Mumbai: Mahesh Bhatt and Vinta Nanda of the NGO ACEE – The Third Eye, in order to mark the one-year anniversary of the Global Centers for Health & Development, brought together diverse filmmakers, Nigerian director of note Tunde Kelani, and Oscar-nominated American producer Stuart Sender got together to discuss health issues in global cinema. Directors Kalpana Lajmi and Barnali Ray Shukla, Aimee Corrigan of GIST, Ravi Walia – producer of A Prayer for Rain, Chris Dzialo of HH&S among others for a discussion on Health in Global Cinema.

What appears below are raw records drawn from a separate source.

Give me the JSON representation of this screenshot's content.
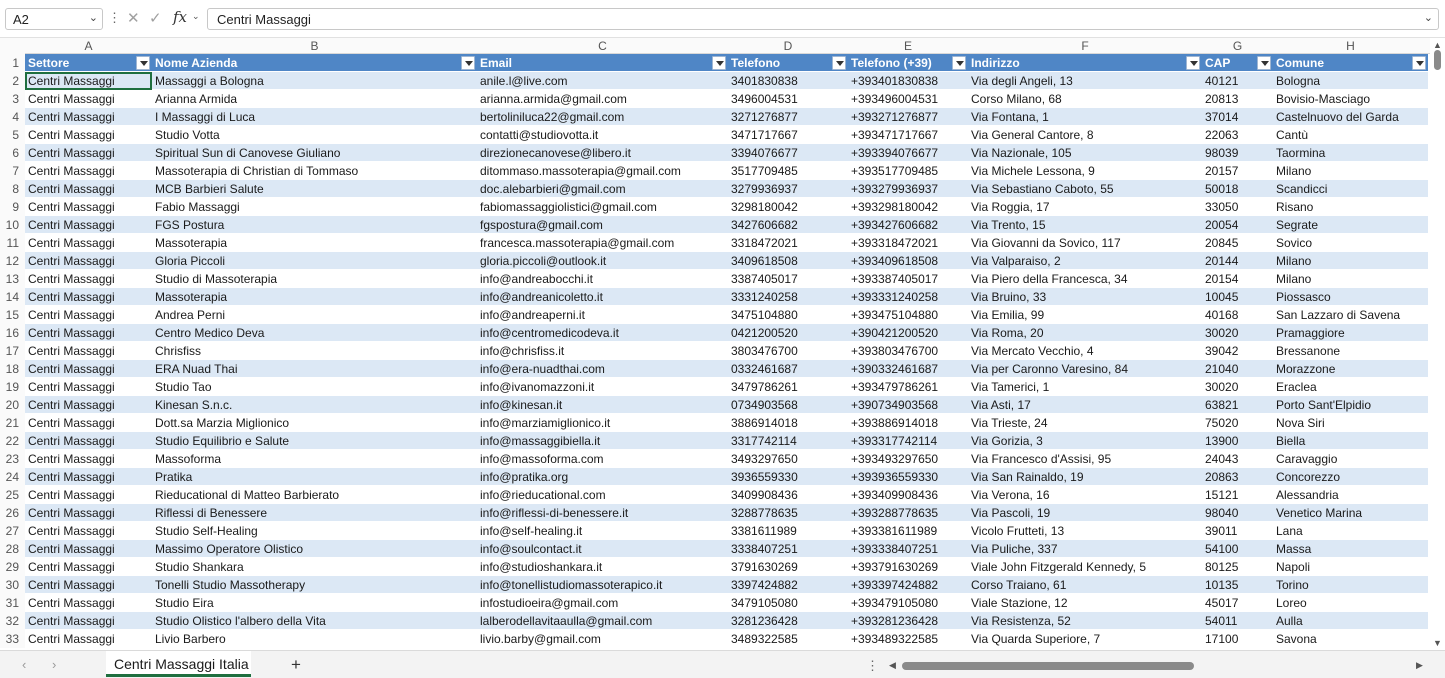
{
  "formula_bar": {
    "name_box": "A2",
    "fx_label": "fx",
    "formula": "Centri Massaggi"
  },
  "columns": [
    "A",
    "B",
    "C",
    "D",
    "E",
    "F",
    "G",
    "H"
  ],
  "table_headers": [
    "Settore",
    "Nome Azienda",
    "Email",
    "Telefono",
    "Telefono (+39)",
    "Indirizzo",
    "CAP",
    "Comune"
  ],
  "header_row_number": "1",
  "rows": [
    {
      "n": "2",
      "cells": [
        "Centri Massaggi",
        "Massaggi a Bologna",
        "anile.l@live.com",
        "3401830838",
        "+393401830838",
        "Via degli Angeli, 13",
        "40121",
        "Bologna"
      ]
    },
    {
      "n": "3",
      "cells": [
        "Centri Massaggi",
        "Arianna Armida",
        "arianna.armida@gmail.com",
        "3496004531",
        "+393496004531",
        "Corso Milano, 68",
        "20813",
        "Bovisio-Masciago"
      ]
    },
    {
      "n": "4",
      "cells": [
        "Centri Massaggi",
        "I Massaggi di Luca",
        "bertoliniluca22@gmail.com",
        "3271276877",
        "+393271276877",
        "Via Fontana, 1",
        "37014",
        "Castelnuovo del Garda"
      ]
    },
    {
      "n": "5",
      "cells": [
        "Centri Massaggi",
        "Studio Votta",
        "contatti@studiovotta.it",
        "3471717667",
        "+393471717667",
        "Via General Cantore, 8",
        "22063",
        "Cantù"
      ]
    },
    {
      "n": "6",
      "cells": [
        "Centri Massaggi",
        "Spiritual Sun di Canovese Giuliano",
        "direzionecanovese@libero.it",
        "3394076677",
        "+393394076677",
        "Via Nazionale, 105",
        "98039",
        "Taormina"
      ]
    },
    {
      "n": "7",
      "cells": [
        "Centri Massaggi",
        "Massoterapia di Christian di Tommaso",
        "ditommaso.massoterapia@gmail.com",
        "3517709485",
        "+393517709485",
        "Via Michele Lessona, 9",
        "20157",
        "Milano"
      ]
    },
    {
      "n": "8",
      "cells": [
        "Centri Massaggi",
        "MCB Barbieri Salute",
        "doc.alebarbieri@gmail.com",
        "3279936937",
        "+393279936937",
        "Via Sebastiano Caboto, 55",
        "50018",
        "Scandicci"
      ]
    },
    {
      "n": "9",
      "cells": [
        "Centri Massaggi",
        "Fabio Massaggi",
        "fabiomassaggiolistici@gmail.com",
        "3298180042",
        "+393298180042",
        "Via Roggia, 17",
        "33050",
        "Risano"
      ]
    },
    {
      "n": "10",
      "cells": [
        "Centri Massaggi",
        "FGS Postura",
        "fgspostura@gmail.com",
        "3427606682",
        "+393427606682",
        "Via Trento, 15",
        "20054",
        "Segrate"
      ]
    },
    {
      "n": "11",
      "cells": [
        "Centri Massaggi",
        "Massoterapia",
        "francesca.massoterapia@gmail.com",
        "3318472021",
        "+393318472021",
        "Via Giovanni da Sovico, 117",
        "20845",
        "Sovico"
      ]
    },
    {
      "n": "12",
      "cells": [
        "Centri Massaggi",
        "Gloria Piccoli",
        "gloria.piccoli@outlook.it",
        "3409618508",
        "+393409618508",
        "Via Valparaiso, 2",
        "20144",
        "Milano"
      ]
    },
    {
      "n": "13",
      "cells": [
        "Centri Massaggi",
        "Studio di Massoterapia",
        "info@andreabocchi.it",
        "3387405017",
        "+393387405017",
        "Via Piero della Francesca, 34",
        "20154",
        "Milano"
      ]
    },
    {
      "n": "14",
      "cells": [
        "Centri Massaggi",
        "Massoterapia",
        "info@andreanicoletto.it",
        "3331240258",
        "+393331240258",
        "Via Bruino, 33",
        "10045",
        "Piossasco"
      ]
    },
    {
      "n": "15",
      "cells": [
        "Centri Massaggi",
        "Andrea Perni",
        "info@andreaperni.it",
        "3475104880",
        "+393475104880",
        "Via Emilia, 99",
        "40168",
        "San Lazzaro di Savena"
      ]
    },
    {
      "n": "16",
      "cells": [
        "Centri Massaggi",
        "Centro Medico Deva",
        "info@centromedicodeva.it",
        "0421200520",
        "+390421200520",
        "Via Roma, 20",
        "30020",
        "Pramaggiore"
      ]
    },
    {
      "n": "17",
      "cells": [
        "Centri Massaggi",
        "Chrisfiss",
        "info@chrisfiss.it",
        "3803476700",
        "+393803476700",
        "Via Mercato Vecchio, 4",
        "39042",
        "Bressanone"
      ]
    },
    {
      "n": "18",
      "cells": [
        "Centri Massaggi",
        "ERA Nuad Thai",
        "info@era-nuadthai.com",
        "0332461687",
        "+390332461687",
        "Via per Caronno Varesino, 84",
        "21040",
        "Morazzone"
      ]
    },
    {
      "n": "19",
      "cells": [
        "Centri Massaggi",
        "Studio Tao",
        "info@ivanomazzoni.it",
        "3479786261",
        "+393479786261",
        "Via Tamerici, 1",
        "30020",
        "Eraclea"
      ]
    },
    {
      "n": "20",
      "cells": [
        "Centri Massaggi",
        "Kinesan S.n.c.",
        "info@kinesan.it",
        "0734903568",
        "+390734903568",
        "Via Asti, 17",
        "63821",
        "Porto Sant'Elpidio"
      ]
    },
    {
      "n": "21",
      "cells": [
        "Centri Massaggi",
        "Dott.sa Marzia Miglionico",
        "info@marziamiglionico.it",
        "3886914018",
        "+393886914018",
        "Via Trieste, 24",
        "75020",
        "Nova Siri"
      ]
    },
    {
      "n": "22",
      "cells": [
        "Centri Massaggi",
        "Studio Equilibrio e Salute",
        "info@massaggibiella.it",
        "3317742114",
        "+393317742114",
        "Via Gorizia, 3",
        "13900",
        "Biella"
      ]
    },
    {
      "n": "23",
      "cells": [
        "Centri Massaggi",
        "Massoforma",
        "info@massoforma.com",
        "3493297650",
        "+393493297650",
        "Via Francesco d'Assisi, 95",
        "24043",
        "Caravaggio"
      ]
    },
    {
      "n": "24",
      "cells": [
        "Centri Massaggi",
        "Pratika",
        "info@pratika.org",
        "3936559330",
        "+393936559330",
        "Via San Rainaldo, 19",
        "20863",
        "Concorezzo"
      ]
    },
    {
      "n": "25",
      "cells": [
        "Centri Massaggi",
        "Rieducational di Matteo Barbierato",
        "info@rieducational.com",
        "3409908436",
        "+393409908436",
        "Via Verona, 16",
        "15121",
        "Alessandria"
      ]
    },
    {
      "n": "26",
      "cells": [
        "Centri Massaggi",
        "Riflessi di Benessere",
        "info@riflessi-di-benessere.it",
        "3288778635",
        "+393288778635",
        "Via Pascoli, 19",
        "98040",
        "Venetico Marina"
      ]
    },
    {
      "n": "27",
      "cells": [
        "Centri Massaggi",
        "Studio Self-Healing",
        "info@self-healing.it",
        "3381611989",
        "+393381611989",
        "Vicolo Frutteti, 13",
        "39011",
        "Lana"
      ]
    },
    {
      "n": "28",
      "cells": [
        "Centri Massaggi",
        "Massimo Operatore Olistico",
        "info@soulcontact.it",
        "3338407251",
        "+393338407251",
        "Via Puliche, 337",
        "54100",
        "Massa"
      ]
    },
    {
      "n": "29",
      "cells": [
        "Centri Massaggi",
        "Studio Shankara",
        "info@studioshankara.it",
        "3791630269",
        "+393791630269",
        "Viale John Fitzgerald Kennedy, 5",
        "80125",
        "Napoli"
      ]
    },
    {
      "n": "30",
      "cells": [
        "Centri Massaggi",
        "Tonelli Studio Massotherapy",
        "info@tonellistudiomassoterapico.it",
        "3397424882",
        "+393397424882",
        "Corso Traiano, 61",
        "10135",
        "Torino"
      ]
    },
    {
      "n": "31",
      "cells": [
        "Centri Massaggi",
        "Studio Eira",
        "infostudioeira@gmail.com",
        "3479105080",
        "+393479105080",
        "Viale Stazione, 12",
        "45017",
        "Loreo"
      ]
    },
    {
      "n": "32",
      "cells": [
        "Centri Massaggi",
        "Studio Olistico l'albero della Vita",
        "lalberodellavitaaulla@gmail.com",
        "3281236428",
        "+393281236428",
        "Via Resistenza, 52",
        "54011",
        "Aulla"
      ]
    },
    {
      "n": "33",
      "cells": [
        "Centri Massaggi",
        "Livio Barbero",
        "livio.barby@gmail.com",
        "3489322585",
        "+393489322585",
        "Via Quarda Superiore, 7",
        "17100",
        "Savona"
      ]
    }
  ],
  "sheet_tab": "Centri Massaggi Italia",
  "colors": {
    "header_fill": "#4f86c6",
    "band_fill": "#dce8f5",
    "active_tab_underline": "#1f6f3f"
  },
  "icons": {
    "name_box_dropdown": "chevron-down-icon",
    "cancel": "close-icon",
    "enter": "check-icon",
    "function": "fx-icon",
    "expand": "chevron-down-icon",
    "add_sheet": "plus-icon",
    "sheet_prev": "chevron-left-icon",
    "sheet_next": "chevron-right-icon"
  }
}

Ravi Walia whose A Prayer of Rain consists of Interwoven stories of people in India and US as they face dilemmas of life together said, “A Prayer for Rain” is a story that needed to be told. It is about the Bhopal Gas tragedy that happened 30 years ago and has not yet achieved closure. We made this film based on the worst industrial disaster India has ever faced so that we can bring to attention the plight of the people at the time and also the current state of Bhopal where the sufferings continue even today in other forms and justice has not yet been delivered.”
Mahesh Bhatt said “The three largest film industries of the world have come together to share and learn from each other. Suffering is what touches all of us in similar ways and empathy is what binds all of humanity together. Filmmakers are sensitive to the pain and respond to this suffering through their craft. What makes this group special is their commitment to adding socially relevant elements to mainstream cinema.”
“The job of a filmmaker is to comfort the afflicted and afflict the comfortable”, commented well-known Hollywood director Stuart Sender.
“The Global Center Summit is an opportunity for Hollywood, Bollywood and Nollywood to come together and address the most pressing health and social issues faced by the different communities of the world, enthused host Vinta Nanda.
“We are the world, and the world is us. When one makes a film, one has to put in ones’ best effort as we never know where it might reach. We hope to collaborate with and learn from the Indian film industry,” added acclaimed Nigerian director Tunde Kelani.
“The field reality in India is different from what we can imagine from an urban context. Women in rural India are changing. They are taking charge of their lives and working towards a collective consciousness leading to their own empowerment,” said acclaimed director Kalpana Lajmi.